“The magic we need is to release the millions of dollars that are looking for good investments, but they are looking for safe investments,” said Kerry.
But in the same panel, Helena Gualinga, an Ecuadorian climate activist, said that profits are being placed above the health of the planet.
“When I hear a lot of these conversations, I think it’s really business first, and then we’re going to deal with climate and then we’re going to deal with biodiversity loss,” he said. “It needs to be reversed.”
– US-EU conflict –
Another disagreement returned to Davos.
While many have hailed US President Joe Biden’s IRA program as a game-changer in the climate crisis, Europeans have continued to condemn what they say is discriminatory funding that benefits US companies.
The two sides held talks in Davos to find common ground.
“We are friends,” Kerry told AFP. “We need to work together and I think there’s a lot of listening and discussion to address the concerns.”
European industry says the EU needs to step up its game and respond to its own IRA if it wants to stay competitive.
“Yes, we’re going to the United States. We’re getting paid by the IRA, and it’s fair,” said Ilham Kadri, CEO of Belgian chemical giant Solvay, at an event hosted by Belgian Prime Minister Alexander De Croo.
European Union chief Ursula von der Leyen announced plans in Davos for special financing and a “Net Zero Industry Act” to protect Europe’s industrial base from US and Chinese industrial subsidies.
– Western Hypocrisy –
IMF chief Kristalina Georgieva has expressed concern that Western efforts to use public funds to boost private investment could harm developing countries, which are particularly vulnerable to climate change. .
“If we try to clean up the industrial world and don’t think about emerging markets, we are all doomed,” he said on Friday.

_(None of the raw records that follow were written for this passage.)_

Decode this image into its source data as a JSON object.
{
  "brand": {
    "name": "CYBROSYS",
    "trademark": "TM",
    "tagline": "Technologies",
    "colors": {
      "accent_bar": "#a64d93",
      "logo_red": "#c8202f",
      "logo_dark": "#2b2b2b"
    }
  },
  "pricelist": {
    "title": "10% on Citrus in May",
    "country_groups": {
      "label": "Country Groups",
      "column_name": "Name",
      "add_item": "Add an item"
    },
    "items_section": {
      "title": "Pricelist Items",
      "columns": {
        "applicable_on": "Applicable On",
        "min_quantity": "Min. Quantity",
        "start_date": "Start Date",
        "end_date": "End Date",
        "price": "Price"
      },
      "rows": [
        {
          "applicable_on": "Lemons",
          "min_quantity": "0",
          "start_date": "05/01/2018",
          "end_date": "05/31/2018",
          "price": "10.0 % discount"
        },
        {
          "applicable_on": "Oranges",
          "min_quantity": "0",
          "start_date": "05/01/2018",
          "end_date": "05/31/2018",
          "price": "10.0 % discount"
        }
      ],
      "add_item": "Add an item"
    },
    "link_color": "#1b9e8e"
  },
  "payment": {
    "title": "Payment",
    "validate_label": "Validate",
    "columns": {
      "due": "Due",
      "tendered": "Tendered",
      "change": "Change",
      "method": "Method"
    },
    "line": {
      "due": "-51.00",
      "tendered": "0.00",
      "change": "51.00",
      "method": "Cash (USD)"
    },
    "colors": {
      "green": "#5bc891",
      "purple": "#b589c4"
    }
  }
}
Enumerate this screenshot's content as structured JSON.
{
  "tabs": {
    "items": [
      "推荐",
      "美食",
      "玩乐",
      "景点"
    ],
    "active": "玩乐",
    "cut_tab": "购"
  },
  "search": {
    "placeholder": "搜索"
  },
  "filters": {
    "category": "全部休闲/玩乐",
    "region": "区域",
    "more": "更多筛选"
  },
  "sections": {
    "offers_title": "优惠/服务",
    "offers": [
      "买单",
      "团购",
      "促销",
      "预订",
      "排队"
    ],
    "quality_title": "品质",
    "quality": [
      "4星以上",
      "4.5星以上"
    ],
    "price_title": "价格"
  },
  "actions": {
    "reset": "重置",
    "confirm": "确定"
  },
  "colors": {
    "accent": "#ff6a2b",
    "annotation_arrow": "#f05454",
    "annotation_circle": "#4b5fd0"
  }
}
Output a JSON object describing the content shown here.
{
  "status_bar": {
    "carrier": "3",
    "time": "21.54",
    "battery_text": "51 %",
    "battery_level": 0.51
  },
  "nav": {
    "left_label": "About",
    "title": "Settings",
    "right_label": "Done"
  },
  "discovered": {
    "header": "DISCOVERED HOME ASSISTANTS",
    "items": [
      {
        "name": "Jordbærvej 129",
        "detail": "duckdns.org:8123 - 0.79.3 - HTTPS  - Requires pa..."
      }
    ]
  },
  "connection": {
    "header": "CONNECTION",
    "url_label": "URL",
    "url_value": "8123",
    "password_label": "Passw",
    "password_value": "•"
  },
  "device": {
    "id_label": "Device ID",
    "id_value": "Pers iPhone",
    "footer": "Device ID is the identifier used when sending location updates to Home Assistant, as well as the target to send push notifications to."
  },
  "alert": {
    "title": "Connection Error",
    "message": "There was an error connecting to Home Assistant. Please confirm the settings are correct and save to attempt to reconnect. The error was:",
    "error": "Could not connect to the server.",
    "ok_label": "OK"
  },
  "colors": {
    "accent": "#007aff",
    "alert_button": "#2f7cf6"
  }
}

Rich countries have already reneged on a pledge to provide $100 billion a year to help developing countries lighten their economies and strengthen coping with the effects of climate change.
Climate finance is one of the key issues to be discussed at the COP28 conference to be hosted by the United Arab Emirates this year.
The president of the Democratic Republic of Congo, Felix Tshisekedi, has criticized the “hypocrisy” of criticizing his country for its desire to exploit fossil fuels for its development while rich polluters have failed to provide the money. promised to help the energy transition.
“I think this money will allow us to get the technology faster if everyone keeps their word,” Tshisekedi said.
By Laurent Thomet